- Select "Consultas" and and then the Camino Inka and month drop downs to view the permit availability for the month you are interested in
- The number of remaining spaces will display. The maximum number is 500 and this includes the trekking guides and porters, so roughly half are available for travellers. Once availability drops below 300 the remaining spaces tend to go pretty quickly, so don't assume that just because there are 250 spaces left on your date that you have loads of time to book.
To find out whether there is avaiability on the Inca Trail, click on the month you would like to trek below. These pages are regularly updated so should reveal the exact number of permits available: The general rule of thumb is that permits sell out three months in advance. But in reality it depends on the time of year. During the high season from May to August you will need to be looking to book 5 months in advance to be sure of permits. During the shoulder months (April, October, November) you will need to book 2-3 months in advance, whilst in the off season it can be possible to secure permits even at the last minute if you are lucky (December, January, March)
Inca Trail Statistics
To give an idea of the typical profile of trekkers on the Inca Trail, the following snapshot shows the demographic breakdown of trekkers booked on the Inca Trail.
- 50.2% are male, 49.8% are female
- 19% are Argentineans, 12% US, 11% UK, 9% Australian, 8% Canadian and 8% French
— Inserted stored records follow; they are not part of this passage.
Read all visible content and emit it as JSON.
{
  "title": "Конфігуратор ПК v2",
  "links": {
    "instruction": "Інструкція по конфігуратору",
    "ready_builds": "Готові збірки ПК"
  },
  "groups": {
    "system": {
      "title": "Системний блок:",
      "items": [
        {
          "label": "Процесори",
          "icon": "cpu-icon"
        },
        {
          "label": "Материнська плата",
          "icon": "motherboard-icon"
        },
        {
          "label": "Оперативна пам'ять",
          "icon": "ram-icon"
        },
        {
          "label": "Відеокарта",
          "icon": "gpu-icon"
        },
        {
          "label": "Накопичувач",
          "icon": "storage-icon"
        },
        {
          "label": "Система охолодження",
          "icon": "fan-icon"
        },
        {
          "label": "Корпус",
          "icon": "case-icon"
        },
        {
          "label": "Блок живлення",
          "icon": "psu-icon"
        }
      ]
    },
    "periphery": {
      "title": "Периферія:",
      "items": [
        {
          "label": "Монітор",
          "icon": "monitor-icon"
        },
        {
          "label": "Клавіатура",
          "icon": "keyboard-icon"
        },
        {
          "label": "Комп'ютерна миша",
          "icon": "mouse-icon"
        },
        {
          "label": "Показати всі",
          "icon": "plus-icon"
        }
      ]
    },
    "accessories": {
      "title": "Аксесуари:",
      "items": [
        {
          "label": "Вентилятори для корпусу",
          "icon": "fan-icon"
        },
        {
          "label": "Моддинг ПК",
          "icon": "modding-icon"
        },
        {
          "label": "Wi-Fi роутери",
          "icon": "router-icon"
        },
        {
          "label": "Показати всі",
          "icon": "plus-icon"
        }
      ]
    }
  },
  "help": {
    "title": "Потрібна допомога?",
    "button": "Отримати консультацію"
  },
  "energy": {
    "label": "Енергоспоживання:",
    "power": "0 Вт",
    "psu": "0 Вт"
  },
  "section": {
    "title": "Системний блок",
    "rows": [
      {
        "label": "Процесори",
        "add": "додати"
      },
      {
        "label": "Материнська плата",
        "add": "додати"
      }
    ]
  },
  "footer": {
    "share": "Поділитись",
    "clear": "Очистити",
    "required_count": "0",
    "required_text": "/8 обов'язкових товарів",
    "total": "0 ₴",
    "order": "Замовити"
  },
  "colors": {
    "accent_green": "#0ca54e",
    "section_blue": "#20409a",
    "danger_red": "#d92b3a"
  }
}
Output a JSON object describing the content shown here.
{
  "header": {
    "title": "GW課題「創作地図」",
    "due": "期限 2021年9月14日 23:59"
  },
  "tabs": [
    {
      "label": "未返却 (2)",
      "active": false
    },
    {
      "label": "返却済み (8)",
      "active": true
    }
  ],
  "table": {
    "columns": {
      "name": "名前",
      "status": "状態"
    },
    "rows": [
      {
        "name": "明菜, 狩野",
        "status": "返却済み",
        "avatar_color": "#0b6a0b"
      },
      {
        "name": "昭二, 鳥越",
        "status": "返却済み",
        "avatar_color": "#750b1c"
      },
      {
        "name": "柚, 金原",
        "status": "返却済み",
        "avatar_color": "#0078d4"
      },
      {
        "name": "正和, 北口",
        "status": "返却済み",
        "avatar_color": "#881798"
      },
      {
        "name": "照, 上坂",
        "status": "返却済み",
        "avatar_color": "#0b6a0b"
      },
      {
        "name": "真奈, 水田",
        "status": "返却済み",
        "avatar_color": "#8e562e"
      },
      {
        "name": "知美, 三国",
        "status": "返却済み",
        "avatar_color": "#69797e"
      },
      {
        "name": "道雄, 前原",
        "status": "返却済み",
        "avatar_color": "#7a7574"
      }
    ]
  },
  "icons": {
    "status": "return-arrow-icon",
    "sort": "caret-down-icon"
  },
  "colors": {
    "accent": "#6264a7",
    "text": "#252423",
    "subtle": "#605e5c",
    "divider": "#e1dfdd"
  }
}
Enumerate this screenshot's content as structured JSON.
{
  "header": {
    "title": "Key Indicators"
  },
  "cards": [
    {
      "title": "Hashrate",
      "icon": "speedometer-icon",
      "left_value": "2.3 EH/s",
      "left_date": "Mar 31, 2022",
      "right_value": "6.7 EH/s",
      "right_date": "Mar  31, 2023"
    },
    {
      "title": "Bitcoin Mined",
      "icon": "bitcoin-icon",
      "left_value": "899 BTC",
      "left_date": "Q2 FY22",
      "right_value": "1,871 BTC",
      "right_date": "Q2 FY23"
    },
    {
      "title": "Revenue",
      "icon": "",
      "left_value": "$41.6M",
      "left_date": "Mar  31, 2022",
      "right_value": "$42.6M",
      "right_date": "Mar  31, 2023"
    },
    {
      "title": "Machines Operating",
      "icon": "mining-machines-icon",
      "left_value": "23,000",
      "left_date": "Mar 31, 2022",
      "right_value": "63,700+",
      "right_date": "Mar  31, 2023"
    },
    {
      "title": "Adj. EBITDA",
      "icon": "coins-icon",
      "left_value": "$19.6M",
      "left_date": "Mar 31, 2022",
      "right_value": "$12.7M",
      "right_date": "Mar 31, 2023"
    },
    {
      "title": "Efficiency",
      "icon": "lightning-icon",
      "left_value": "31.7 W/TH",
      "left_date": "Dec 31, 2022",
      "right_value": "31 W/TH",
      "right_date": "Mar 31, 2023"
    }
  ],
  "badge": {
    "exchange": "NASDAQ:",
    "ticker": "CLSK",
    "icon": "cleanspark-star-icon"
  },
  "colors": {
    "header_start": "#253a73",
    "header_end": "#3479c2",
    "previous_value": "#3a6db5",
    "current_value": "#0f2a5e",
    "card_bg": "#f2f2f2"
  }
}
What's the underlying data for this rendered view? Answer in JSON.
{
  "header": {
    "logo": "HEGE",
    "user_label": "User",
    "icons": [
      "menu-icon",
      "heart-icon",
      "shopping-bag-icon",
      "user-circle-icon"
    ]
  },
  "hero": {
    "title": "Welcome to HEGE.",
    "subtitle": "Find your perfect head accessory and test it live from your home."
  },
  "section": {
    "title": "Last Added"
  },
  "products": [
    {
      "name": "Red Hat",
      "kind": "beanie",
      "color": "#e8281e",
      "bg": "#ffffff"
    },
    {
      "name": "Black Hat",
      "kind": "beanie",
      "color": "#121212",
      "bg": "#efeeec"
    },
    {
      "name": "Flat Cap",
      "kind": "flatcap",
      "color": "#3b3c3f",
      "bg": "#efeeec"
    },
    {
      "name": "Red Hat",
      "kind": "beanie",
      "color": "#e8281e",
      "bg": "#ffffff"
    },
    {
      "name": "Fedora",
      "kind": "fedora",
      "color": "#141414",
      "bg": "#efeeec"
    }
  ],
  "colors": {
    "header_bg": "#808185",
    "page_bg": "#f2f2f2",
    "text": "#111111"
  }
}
- 78% are between the ages of 21-40, with the youngest under 10 and the oldest over 70